What you have to do
Where the string "lead" occurs in a line of the entries below, copy that line.

**** Data records ****

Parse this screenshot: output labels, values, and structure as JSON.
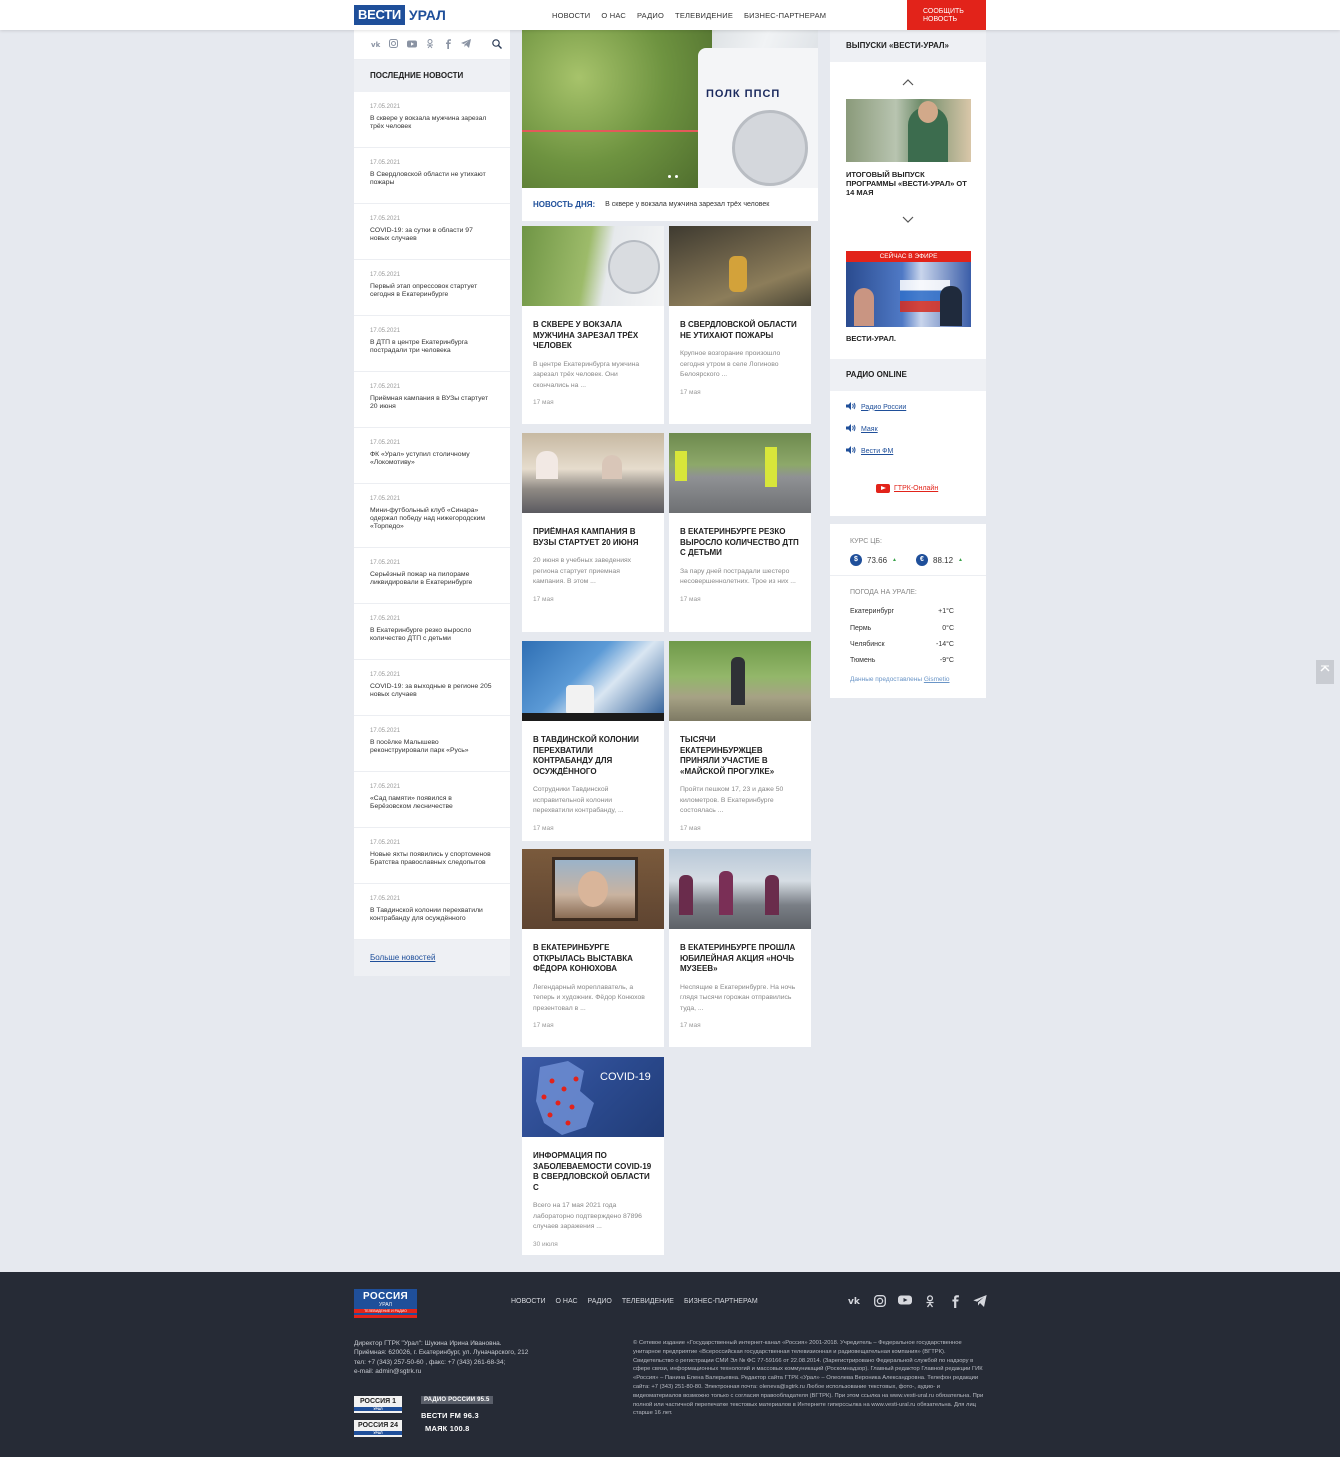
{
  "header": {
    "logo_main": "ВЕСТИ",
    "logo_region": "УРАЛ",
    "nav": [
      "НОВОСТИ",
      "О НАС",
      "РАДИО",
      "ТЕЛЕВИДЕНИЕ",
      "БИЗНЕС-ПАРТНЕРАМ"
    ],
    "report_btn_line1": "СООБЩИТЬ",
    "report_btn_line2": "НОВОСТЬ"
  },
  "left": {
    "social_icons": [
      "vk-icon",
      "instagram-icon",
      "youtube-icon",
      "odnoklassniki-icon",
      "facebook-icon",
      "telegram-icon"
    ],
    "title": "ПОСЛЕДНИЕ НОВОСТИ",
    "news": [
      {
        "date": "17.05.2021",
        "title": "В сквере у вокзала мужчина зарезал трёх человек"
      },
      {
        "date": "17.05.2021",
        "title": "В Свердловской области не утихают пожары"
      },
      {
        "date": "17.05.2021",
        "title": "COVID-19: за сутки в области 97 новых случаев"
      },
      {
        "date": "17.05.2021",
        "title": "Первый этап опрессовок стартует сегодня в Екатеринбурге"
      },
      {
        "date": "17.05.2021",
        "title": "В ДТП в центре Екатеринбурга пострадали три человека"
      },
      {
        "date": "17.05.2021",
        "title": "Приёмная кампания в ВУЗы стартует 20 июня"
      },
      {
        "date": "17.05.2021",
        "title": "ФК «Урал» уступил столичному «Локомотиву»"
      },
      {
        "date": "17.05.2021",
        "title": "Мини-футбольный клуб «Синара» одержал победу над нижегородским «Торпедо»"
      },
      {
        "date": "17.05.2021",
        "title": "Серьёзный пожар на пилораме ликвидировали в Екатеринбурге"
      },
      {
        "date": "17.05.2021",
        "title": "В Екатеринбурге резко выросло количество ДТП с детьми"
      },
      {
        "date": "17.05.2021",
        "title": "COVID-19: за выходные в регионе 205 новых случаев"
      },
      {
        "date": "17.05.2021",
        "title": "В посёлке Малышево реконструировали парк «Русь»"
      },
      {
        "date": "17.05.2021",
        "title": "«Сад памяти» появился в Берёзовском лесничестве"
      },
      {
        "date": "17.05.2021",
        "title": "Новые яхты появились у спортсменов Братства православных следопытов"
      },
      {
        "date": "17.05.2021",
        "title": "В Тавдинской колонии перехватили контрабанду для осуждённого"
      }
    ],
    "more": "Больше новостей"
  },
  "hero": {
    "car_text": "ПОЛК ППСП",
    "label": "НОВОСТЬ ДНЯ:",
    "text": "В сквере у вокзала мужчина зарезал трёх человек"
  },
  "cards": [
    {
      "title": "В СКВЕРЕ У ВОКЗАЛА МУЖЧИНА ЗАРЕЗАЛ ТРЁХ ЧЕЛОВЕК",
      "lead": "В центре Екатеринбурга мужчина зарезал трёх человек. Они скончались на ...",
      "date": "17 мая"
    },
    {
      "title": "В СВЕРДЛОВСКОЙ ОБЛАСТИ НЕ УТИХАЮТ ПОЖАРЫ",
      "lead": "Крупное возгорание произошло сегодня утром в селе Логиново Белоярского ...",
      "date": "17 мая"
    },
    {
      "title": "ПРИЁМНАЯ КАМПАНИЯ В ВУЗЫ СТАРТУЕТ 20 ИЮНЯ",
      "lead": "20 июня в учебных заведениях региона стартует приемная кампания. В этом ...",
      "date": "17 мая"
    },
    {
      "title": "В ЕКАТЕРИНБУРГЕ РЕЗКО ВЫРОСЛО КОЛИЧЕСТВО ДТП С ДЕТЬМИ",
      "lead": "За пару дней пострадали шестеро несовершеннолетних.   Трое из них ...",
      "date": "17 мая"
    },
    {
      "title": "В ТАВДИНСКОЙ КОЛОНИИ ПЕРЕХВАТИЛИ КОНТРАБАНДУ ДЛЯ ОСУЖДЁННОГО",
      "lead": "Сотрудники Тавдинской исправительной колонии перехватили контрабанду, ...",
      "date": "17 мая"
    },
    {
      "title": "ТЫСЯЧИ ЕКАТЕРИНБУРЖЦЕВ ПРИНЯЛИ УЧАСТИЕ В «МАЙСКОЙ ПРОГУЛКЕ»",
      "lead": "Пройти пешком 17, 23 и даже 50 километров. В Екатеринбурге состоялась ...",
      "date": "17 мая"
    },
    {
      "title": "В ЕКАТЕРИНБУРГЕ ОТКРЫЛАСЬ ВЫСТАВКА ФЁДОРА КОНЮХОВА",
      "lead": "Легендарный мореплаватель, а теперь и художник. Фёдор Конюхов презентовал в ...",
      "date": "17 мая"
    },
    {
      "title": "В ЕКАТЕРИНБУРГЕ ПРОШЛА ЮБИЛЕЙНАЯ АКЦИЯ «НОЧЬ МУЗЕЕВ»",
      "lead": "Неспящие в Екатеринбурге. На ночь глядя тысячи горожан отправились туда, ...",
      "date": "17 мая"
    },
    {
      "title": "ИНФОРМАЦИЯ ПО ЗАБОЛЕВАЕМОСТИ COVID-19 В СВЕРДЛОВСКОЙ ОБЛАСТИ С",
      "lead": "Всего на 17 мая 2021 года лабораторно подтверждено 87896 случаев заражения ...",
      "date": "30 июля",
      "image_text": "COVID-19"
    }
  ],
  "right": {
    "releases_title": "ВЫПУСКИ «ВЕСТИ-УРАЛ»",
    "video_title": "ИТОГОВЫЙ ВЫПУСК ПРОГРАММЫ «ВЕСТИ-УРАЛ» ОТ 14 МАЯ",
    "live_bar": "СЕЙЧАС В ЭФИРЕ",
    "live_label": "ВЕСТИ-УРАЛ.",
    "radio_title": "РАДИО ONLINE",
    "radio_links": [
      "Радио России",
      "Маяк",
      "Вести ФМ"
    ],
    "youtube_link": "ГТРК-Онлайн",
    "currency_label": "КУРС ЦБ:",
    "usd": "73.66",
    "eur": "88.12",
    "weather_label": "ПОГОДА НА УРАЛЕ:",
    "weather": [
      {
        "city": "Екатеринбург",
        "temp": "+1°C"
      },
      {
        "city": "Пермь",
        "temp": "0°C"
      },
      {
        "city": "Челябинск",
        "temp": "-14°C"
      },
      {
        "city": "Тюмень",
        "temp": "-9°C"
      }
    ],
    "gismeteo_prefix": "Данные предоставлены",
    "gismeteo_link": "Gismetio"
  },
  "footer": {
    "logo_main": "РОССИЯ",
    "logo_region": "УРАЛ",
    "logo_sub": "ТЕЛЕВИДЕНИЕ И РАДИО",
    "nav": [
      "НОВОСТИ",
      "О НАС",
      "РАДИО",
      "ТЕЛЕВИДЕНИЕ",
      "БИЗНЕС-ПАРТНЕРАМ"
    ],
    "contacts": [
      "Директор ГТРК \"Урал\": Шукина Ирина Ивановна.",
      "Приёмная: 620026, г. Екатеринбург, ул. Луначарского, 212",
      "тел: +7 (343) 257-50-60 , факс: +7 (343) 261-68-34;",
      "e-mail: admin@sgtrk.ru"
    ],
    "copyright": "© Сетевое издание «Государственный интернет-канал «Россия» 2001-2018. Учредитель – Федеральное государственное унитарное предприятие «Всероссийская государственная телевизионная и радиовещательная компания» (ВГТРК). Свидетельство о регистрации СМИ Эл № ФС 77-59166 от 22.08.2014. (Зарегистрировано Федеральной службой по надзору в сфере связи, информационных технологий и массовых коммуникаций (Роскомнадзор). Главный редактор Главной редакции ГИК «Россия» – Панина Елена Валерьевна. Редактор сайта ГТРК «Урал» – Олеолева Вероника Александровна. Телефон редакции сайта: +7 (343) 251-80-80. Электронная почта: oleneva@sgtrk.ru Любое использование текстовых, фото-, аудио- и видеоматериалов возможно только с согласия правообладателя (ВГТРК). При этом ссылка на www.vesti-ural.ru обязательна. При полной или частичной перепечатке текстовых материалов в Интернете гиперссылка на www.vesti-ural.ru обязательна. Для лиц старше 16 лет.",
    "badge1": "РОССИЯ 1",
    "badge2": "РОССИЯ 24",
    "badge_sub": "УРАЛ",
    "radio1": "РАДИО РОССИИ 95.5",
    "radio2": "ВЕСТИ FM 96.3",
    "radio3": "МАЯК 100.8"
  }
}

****

Response
      "lead": "В центре Екатеринбурга мужчина зарезал трёх человек. Они скончались на ...",
      "lead": "Крупное возгорание произошло сегодня утром в селе Логиново Белоярского ...",
      "lead": "20 июня в учебных заведениях региона стартует приемная кампания. В этом ...",
      "lead": "За пару дней пострадали шестеро несовершеннолетних.   Трое из них ...",
      "lead": "Сотрудники Тавдинской исправительной колонии перехватили контрабанду, ...",
      "lead": "Пройти пешком 17, 23 и даже 50 километров. В Екатеринбурге состоялась ...",
      "lead": "Легендарный мореплаватель, а теперь и художник. Фёдор Конюхов презентовал в ...",
      "lead": "Неспящие в Екатеринбурге. На ночь глядя тысячи горожан отправились туда, ...",
      "lead": "Всего на 17 мая 2021 года лабораторно подтверждено 87896 случаев заражения ...",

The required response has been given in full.